As you can see, I have lost about 9% range. Looking at charts where other drivers have aggregated their data, it looks like degradation flattens out significantly after ~10% degradation. That is the way the green line is bending in our chart above and I certainly hope that proves to be the case here. With less than 40 thousand miles over 4 years and most of my charging done at home, the batteries are not in an especially taxing situation, yet there's more degradation than I'd like to see. If it flattens out, we'll be fine. If we keep losing 2% per year, road trips will start to become difficult by year 6.

Future of the Model X

Some members of the Tesla community think that Model X is not long for this world. The design is ~5 years old and due for an update or to be discontinued. Musk has described it as the "Faberge egg of vehicles" and the many problems they had getting the falcon-wing doors right for production are well documented.

I'm not in the camp that thinks the X will be discontinued. This is their aspirational or halo vehicle in many ways. This is the vehicle that appears in music videos with the falcon-wing doors swung high. This is the car with the Trans-Siberian Orchestra Wizards in Winter song and dance easter egg. 

Sure the Model Y fills in much of the SUV/CUV market that only the X previously served in Tesla's line-up. As great (and more affordable) as the Y is though, it's not the same type of aspirational vehicle as Model X. (Let me know when you see a Model Y in a rap video) and you can't spell S3XY without an X.

Each Tesla vehicle (announced and in-production) fills a niche. The Roadster is the fast one. The Cybertruck is the badass one. The S is the luxury sedan that's faster than a Porsche 911. The 3 and the Y are the relatively more affordable ones. And all of them are sexy.

Given all this, I hope to see a redesigned Model X with more range, a vertical screen, more towing capacity, faster charging, and other upgrades unveiled as the 'one more thing' at battery day or another Tesla event soon.

I plan on buying another X in ~2025, so they better still be making them ☺☺☺

Parting Thoughts

This has been a strange year in many ways. I'll continue to work from home until at least June of 2021, so I expect year 5 to be a similar low mileage year. When COVID struck, we heard a lot about flattening the curve. For year 5, I'm hoping that my battery pack's degradation curve flattens out too. 

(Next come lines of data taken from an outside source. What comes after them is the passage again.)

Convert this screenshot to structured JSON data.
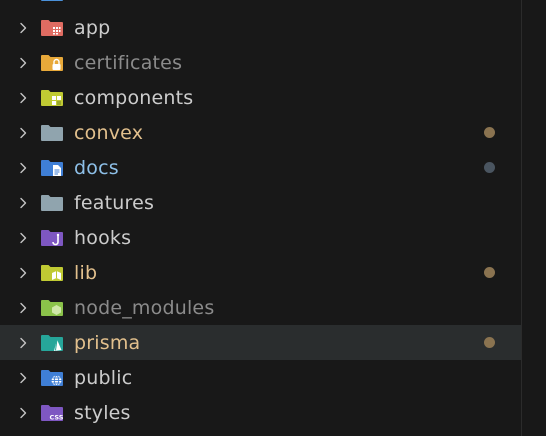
{
  "explorer": {
    "items": [
      {
        "label": "",
        "color": "#cccccc",
        "folder": "#4a90d9",
        "badge": "none",
        "dot": null,
        "selected": false
      },
      {
        "label": "app",
        "color": "#cccccc",
        "folder": "#e06c62",
        "badge": "grid",
        "dot": null,
        "selected": false
      },
      {
        "label": "certificates",
        "color": "#8b8b8b",
        "folder": "#e8a93a",
        "badge": "lock",
        "dot": null,
        "selected": false
      },
      {
        "label": "components",
        "color": "#cccccc",
        "folder": "#c0ca33",
        "badge": "blocks",
        "dot": null,
        "selected": false
      },
      {
        "label": "convex",
        "color": "#e2c08d",
        "folder": "#90a4ae",
        "badge": "none",
        "dot": "#8a7350",
        "selected": false
      },
      {
        "label": "docs",
        "color": "#8ec0e8",
        "folder": "#3f7fd6",
        "badge": "doc",
        "dot": "#4a5560",
        "selected": false
      },
      {
        "label": "features",
        "color": "#cccccc",
        "folder": "#90a4ae",
        "badge": "none",
        "dot": null,
        "selected": false
      },
      {
        "label": "hooks",
        "color": "#cccccc",
        "folder": "#7e57c2",
        "badge": "hook",
        "dot": null,
        "selected": false
      },
      {
        "label": "lib",
        "color": "#e2c08d",
        "folder": "#c0ca33",
        "badge": "book",
        "dot": "#8a7350",
        "selected": false
      },
      {
        "label": "node_modules",
        "color": "#8b8b8b",
        "folder": "#8bc34a",
        "badge": "hex",
        "dot": null,
        "selected": false
      },
      {
        "label": "prisma",
        "color": "#e2c08d",
        "folder": "#26a69a",
        "badge": "prism",
        "dot": "#8a7350",
        "selected": true
      },
      {
        "label": "public",
        "color": "#cccccc",
        "folder": "#3f7fd6",
        "badge": "globe",
        "dot": null,
        "selected": false
      },
      {
        "label": "styles",
        "color": "#cccccc",
        "folder": "#7e57c2",
        "badge": "css",
        "dot": null,
        "selected": false
      }
    ]
  }
}
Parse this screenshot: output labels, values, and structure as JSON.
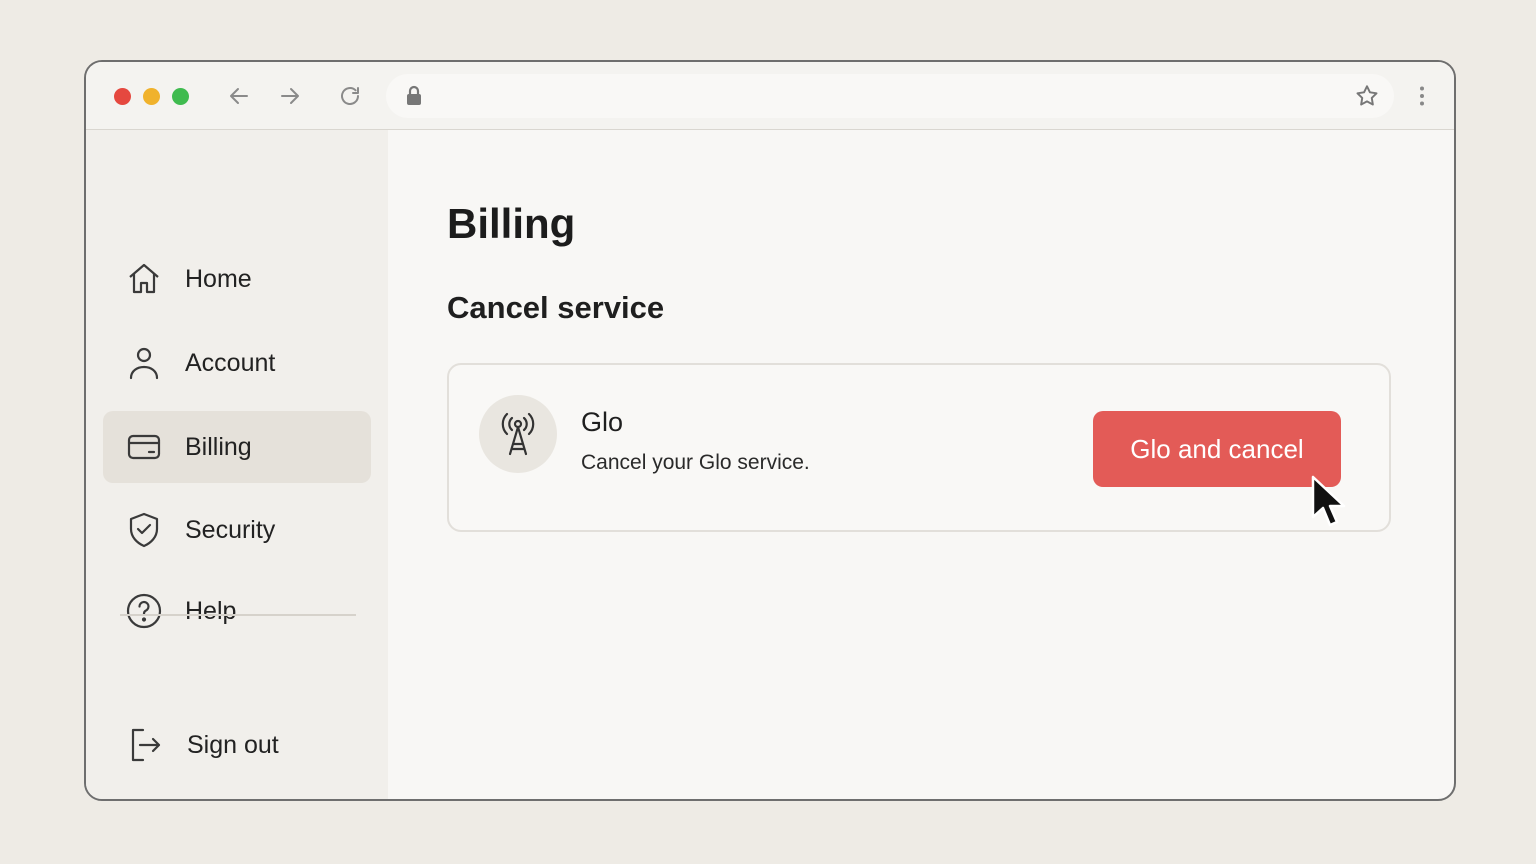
{
  "toolbar": {
    "window_controls": [
      {
        "name": "close",
        "color": "#e5483f"
      },
      {
        "name": "minimize",
        "color": "#f0b22c"
      },
      {
        "name": "maximize",
        "color": "#3fbb4f"
      }
    ],
    "icons": [
      "back-arrow-icon",
      "forward-arrow-icon",
      "reload-icon",
      "lock-icon",
      "star-icon",
      "more-vertical-icon"
    ],
    "address": {
      "value": "",
      "placeholder": ""
    }
  },
  "sidebar": {
    "items": [
      {
        "label": "Home",
        "icon": "home-icon",
        "active": false
      },
      {
        "label": "Account",
        "icon": "user-icon",
        "active": false
      },
      {
        "label": "Billing",
        "icon": "credit-card-icon",
        "active": true
      },
      {
        "label": "Security",
        "icon": "shield-check-icon",
        "active": false
      },
      {
        "label": "Help",
        "icon": "help-circle-icon",
        "active": false
      }
    ],
    "sign_out": {
      "label": "Sign out",
      "icon": "sign-out-icon"
    }
  },
  "main": {
    "title": "Billing",
    "section_title": "Cancel service",
    "service": {
      "name": "Glo",
      "description": "Cancel your Glo service.",
      "icon": "radio-tower-icon",
      "button_label": "Glo and cancel",
      "button_color": "#e35b57"
    }
  },
  "colors": {
    "background": "#eeebe5",
    "window": "#f8f7f5",
    "sidebar": "#f1efeb",
    "active_item": "#e5e1da",
    "accent": "#e35b57"
  }
}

I still love the X and have no regrets. If I had it to do over again, knowing what I know now, maybe I'd have waited a few months and got a 100D with AP2, but if I waited for the 'perfect' Tesla, I might still be waiting for some feature or upgrade that has the Tesla followers abuzz and I'd have missed out on 4 years of incredible fun. And when I do finally upgrade, I'll be getting all this and more. If you see a Tesla that meets your needs and your budget, don't hesitate, grab the opportunity. Will there be other innovations from Tesla? Absolutely. You (and I) can get those in our next Tesla.

Disclosure: I am long Tesla stock. 


1 comment:

  1. We, too, are in our 4th year with our 90D Model X. Our 90% charge is between 204-221m @86,000 miles on the ODO. It’s been an expensive year. New tires at over $1000, new transaxle/half-shafts at $2000, new MCU @$2200, new 72amp onboard charger at $2800 — which also necessitates replacement of our Gen 1 Wall Charger because it isn’t compatible with the new onboard chargers. MCU replacement means that night mode doesn’t work properly on the backup camera, so backing out of the garage on early mornings is treacherous.

    Car still drives great, but these out of warranty expenses are adding up.